Dystrophin deficiency in skeletal muscle of the x-linked dystrophic (mdx) mouse can be partially remedied by implantation of normal muscle precursor cells (mpc) (Partridge, T. A., J. E. Morgan, G. R. Coulton, E. P. Hoffman, and L. M. Kunkel. 1989. Nature (Lond.). 337:176-179). However, it is difficult to determine whether this biochemical "rescue" results in any improvement in the structure or function of the treated muscle, because the vigorous regeneration of mdx muscle more than compensates for the degeneration (Coulton, G. R., N. A. Curtin, J. E. Morgan, and T. A. Partridge. 1988. Neuropathol. Appl. Neurobiol. 14:299-314). By using x-ray irradiation to prevent mpc proliferation, it is possible to study loss of mdx muscle fibers without the complicating effect of simultaneous fiber regeneration. Thus, improvements in fiber survival resulting from any potential therapy can be detected easily (Wakeford, S., D. J. Watt, and T. A. Patridge. 1990. Muscle & Nerve.) Here, we have implanted normal mpc, obtained from newborn mice, into such preirradiated mdx muscles, finding that it is far more extensively permeated and replaced by implanted mpc than is nonirradiated mdx muscle; this is evident both from analysis of glucose-6-phosphate isomerase isoenzyme markers and from immunoblots and immunostaining of dystrophin in the treated muscles. Incorporation of normal mpc markedly reduces the loss of muscle fibers and the deterioration of muscle structure which otherwise occurs in irradiated mdx muscles. Surprisingly, the regenerated fibers are largely peripherally nucleated, whereas regenerated mouse skeletal muscle fibers are normally centrally nucleated. We attribute this regeneration of apparently normal muscle to the tendency of newborn mouse mpc to recapitulate their neonatal ontogeny, even when grafted into 3-wk-old degenerating muscle.
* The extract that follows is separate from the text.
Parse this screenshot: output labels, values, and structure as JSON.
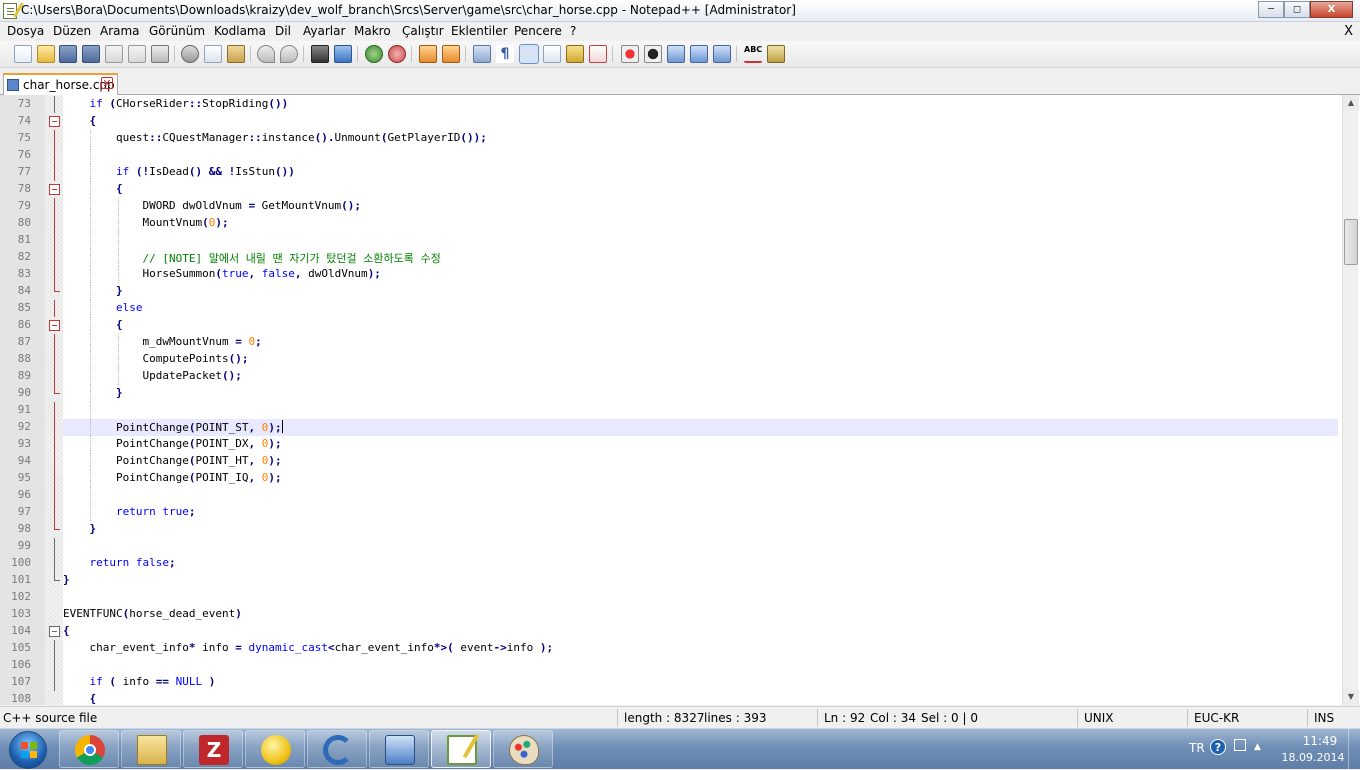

We have characterized a protein immunologically related to dystrophin, the protein product of the Duchenne muscular dystrophy gene. We identify this related protein as a fast-twitch glycolytic isoform (mouse extensor digitorum longus-specific) of myofibrillar alpha-actinin. This specific isoform of alpha-actinin exhibits a more restricted pattern of expression in skeletal muscle than fast-twitch-specific isoforms of both myosin and Ca2+-ATPase. Our results provide evidence that dystrophin and myofibrillar alpha-actinin are related proteins, reinforcing the previous data concerning the sequence homologies noted between nonmuscle cytoskeletal alpha-actinin and dystrophin. In addition, we describe the first antisera directed against a specific myofibrillar skeletal muscle isoform of alpha-actinin.